“Right now, as Walter Russell Mead of Bard College put it, there are large populations across the Middle East who feel intense rage and comprehensive dissatisfaction with the status quo but who have no practical idea how to make things better…
It’s not that Egypt doesn’t have a recipe for a democratic transition. It seems to lack even the basic mental ingredients.” -David Brooks
Missing as always from such American imperial logic is the fact that we ourselves have destabilized Egypt for decades. Egyptian chaos is due in no small degree to our own ham handed interventions, but Brooks does not make that embarrassing fact a part of his narrative. Like Thomas Freidman, and the other apologists for the American empire, Brooks looks at the turmoil we have ourselves helped cause as further proof of the immaturity of the Egyptian people and as further justification for the necessity of more intervention.

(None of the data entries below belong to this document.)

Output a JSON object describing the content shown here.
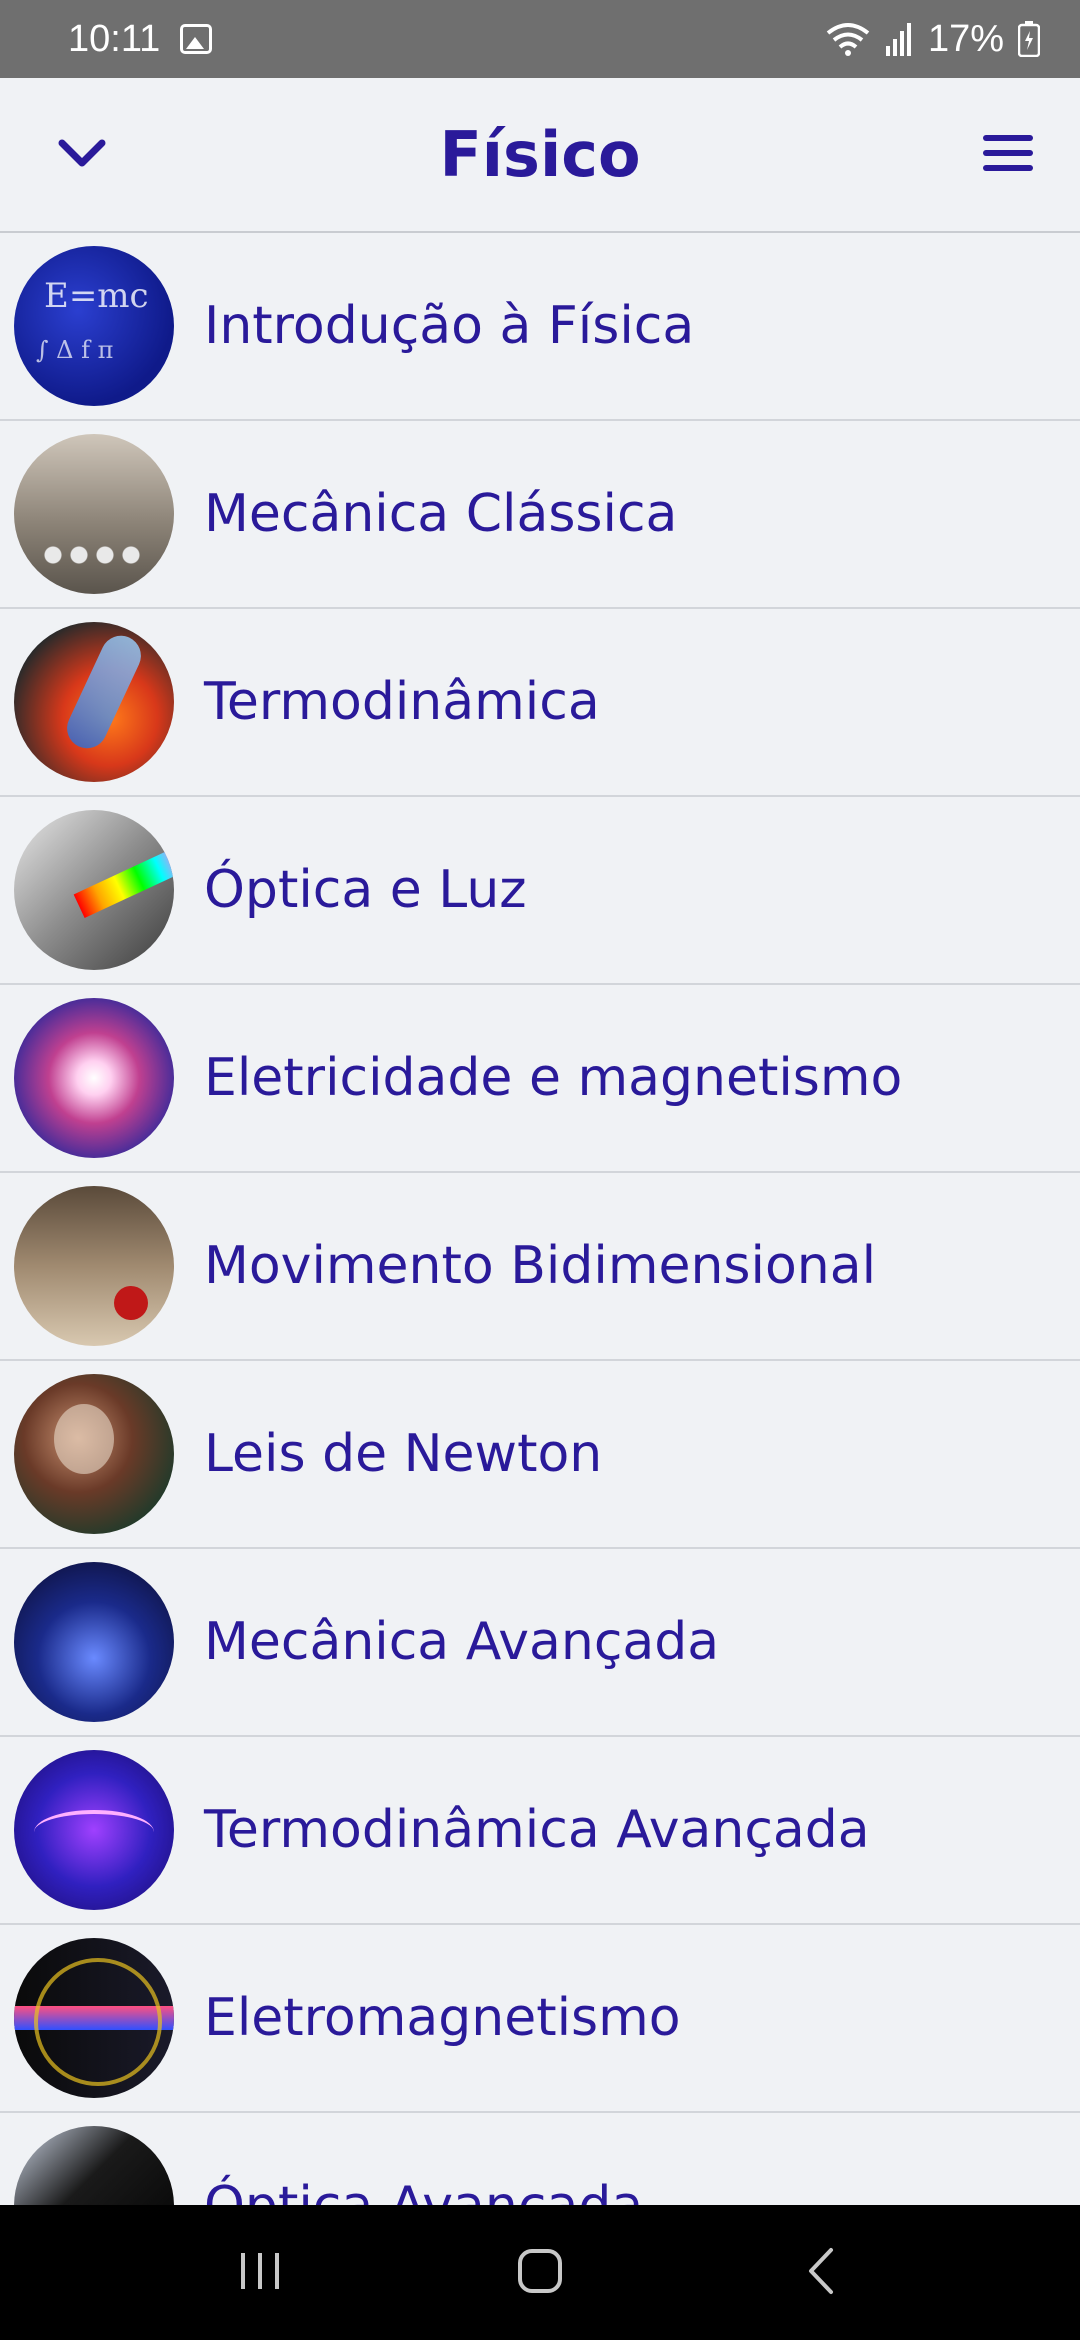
{
  "status_bar": {
    "time": "10:11",
    "battery_percent": "17%",
    "icons": [
      "gallery-icon",
      "wifi-icon",
      "signal-icon",
      "battery-icon"
    ]
  },
  "header": {
    "title": "Físico",
    "left_icon": "chevron-down-icon",
    "right_icon": "hamburger-menu-icon"
  },
  "colors": {
    "accent": "#2a1a9a",
    "background": "#f0f2f5",
    "status_bar": "#6f6f6f",
    "nav_bar": "#000000"
  },
  "topics": [
    {
      "label": "Introdução à Física"
    },
    {
      "label": "Mecânica Clássica"
    },
    {
      "label": "Termodinâmica"
    },
    {
      "label": "Óptica e Luz"
    },
    {
      "label": "Eletricidade e magnetismo"
    },
    {
      "label": "Movimento Bidimensional"
    },
    {
      "label": "Leis de Newton"
    },
    {
      "label": "Mecânica Avançada"
    },
    {
      "label": "Termodinâmica Avançada"
    },
    {
      "label": "Eletromagnetismo"
    },
    {
      "label": "Óptica Avançada"
    }
  ],
  "nav_bar": {
    "buttons": [
      "recent-apps-icon",
      "home-icon",
      "back-icon"
    ]
  }
}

“To know this is some hardcore bigotry, just imagine saying the same thing about another demographic subgroup. Imagine, for instance, if Brooks said cities with large minority populations in the United States were facing corruption problems and blight because those minorities “lack even the basic mental ingredients” for better governance. It would be universally — and rightly — denounced as wildly racist by everyone other than white supremacists.” –David Sirota, Salon
Our nation has a long sorry history of “rescuing” other nations, but we seldom seem to bomb or intercede militarily in times of European crisis. In the former exploited colonies that we call “the third world” our policy is not so timid. We stand ready to intercede, always with the premise that that such peoples are incapable of managing their own affairs. That such rhetoric seems racist may or may not say something about David Brooks, but that such imperialistic propaganda passes for mainstream journalism definitely says something about the rest of us.